Dunkerley, 54, joined Hawaiian in late 2002 and has been CEO since 2005 — among the longest-tenured CEOs in the airline industry. He had been an executive at British Airways and an aviation consultant before that.
When Dunkerley arrived, Hawaiian depended almost entirely on traffic from the U.S. mainland and among Hawaii’s islands. As CEO, he tried to grab a bigger share of Asian tourists to Hawaii by adding flights from new destinations in Japan, China, South Korea, Australia and New Zealand. International travel now accounts for about one-fourth of the airline’s revenue.
Like other airlines, Hawaiian has benefited recently from strong demand for travel and relatively lower fuel prices. After losing money as recently as 2011, Hawaiian’s net income has risen each of the last three years. It was $235 million in 2016, and analysts expect close to $300 million this year, according to a FactSet survey.

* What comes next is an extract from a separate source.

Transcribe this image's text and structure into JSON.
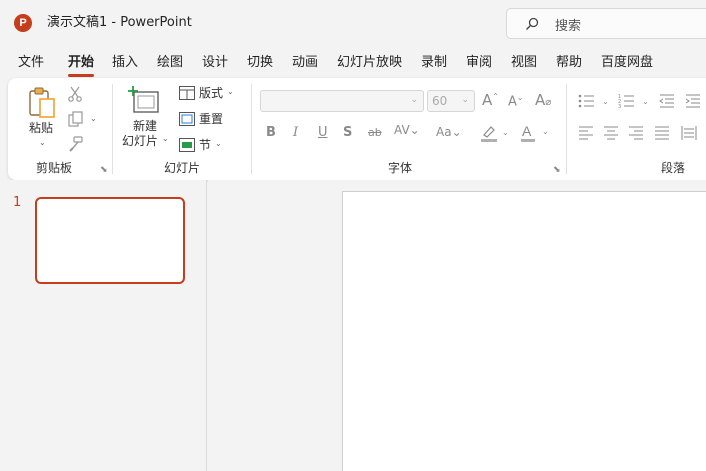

Hawaiian’s stock price increased six-fold from the beginning of 2014 through 2016. But it has been one of the worst airline stocks this year, with shares falling 32 percent so far in 2017.
Shares of Hawaiian Holdings Inc. had a banner day Thursday, however, leading a broad rally in airline stocks by jumping $1.77, or 4.8 percent, to close at $38.85. That was before the news of Dunkerley’s retirement. They were up 5 cents more in late trading.